(Web page and app entries)
※
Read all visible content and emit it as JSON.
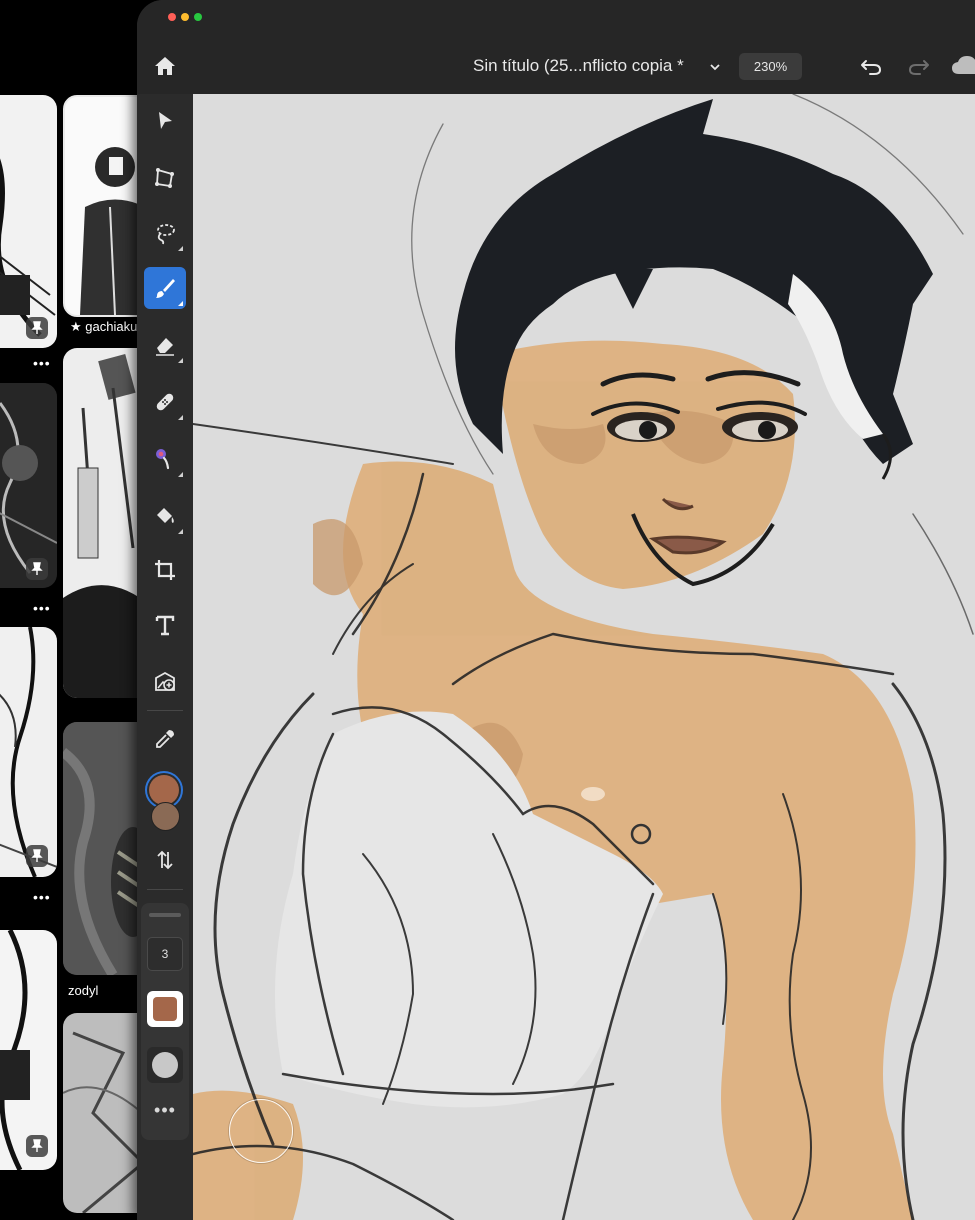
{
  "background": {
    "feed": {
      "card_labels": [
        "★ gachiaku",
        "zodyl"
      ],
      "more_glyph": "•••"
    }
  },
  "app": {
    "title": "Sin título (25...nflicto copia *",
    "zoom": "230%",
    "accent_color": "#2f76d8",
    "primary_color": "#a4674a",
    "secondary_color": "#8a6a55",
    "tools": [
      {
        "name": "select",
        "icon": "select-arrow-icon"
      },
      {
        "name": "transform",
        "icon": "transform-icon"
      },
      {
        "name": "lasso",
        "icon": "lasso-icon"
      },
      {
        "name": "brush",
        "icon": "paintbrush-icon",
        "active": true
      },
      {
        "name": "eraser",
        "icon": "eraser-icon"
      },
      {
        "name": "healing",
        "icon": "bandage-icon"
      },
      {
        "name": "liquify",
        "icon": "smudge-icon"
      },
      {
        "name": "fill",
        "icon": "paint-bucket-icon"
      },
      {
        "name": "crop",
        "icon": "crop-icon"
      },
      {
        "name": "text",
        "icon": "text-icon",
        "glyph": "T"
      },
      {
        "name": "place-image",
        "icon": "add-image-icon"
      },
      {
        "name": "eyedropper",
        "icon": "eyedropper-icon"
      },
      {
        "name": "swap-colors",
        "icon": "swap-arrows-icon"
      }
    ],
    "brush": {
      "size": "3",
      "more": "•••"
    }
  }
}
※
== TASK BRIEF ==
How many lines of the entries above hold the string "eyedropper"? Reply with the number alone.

== OUTPUT FOR THIS EXERCISE ==
2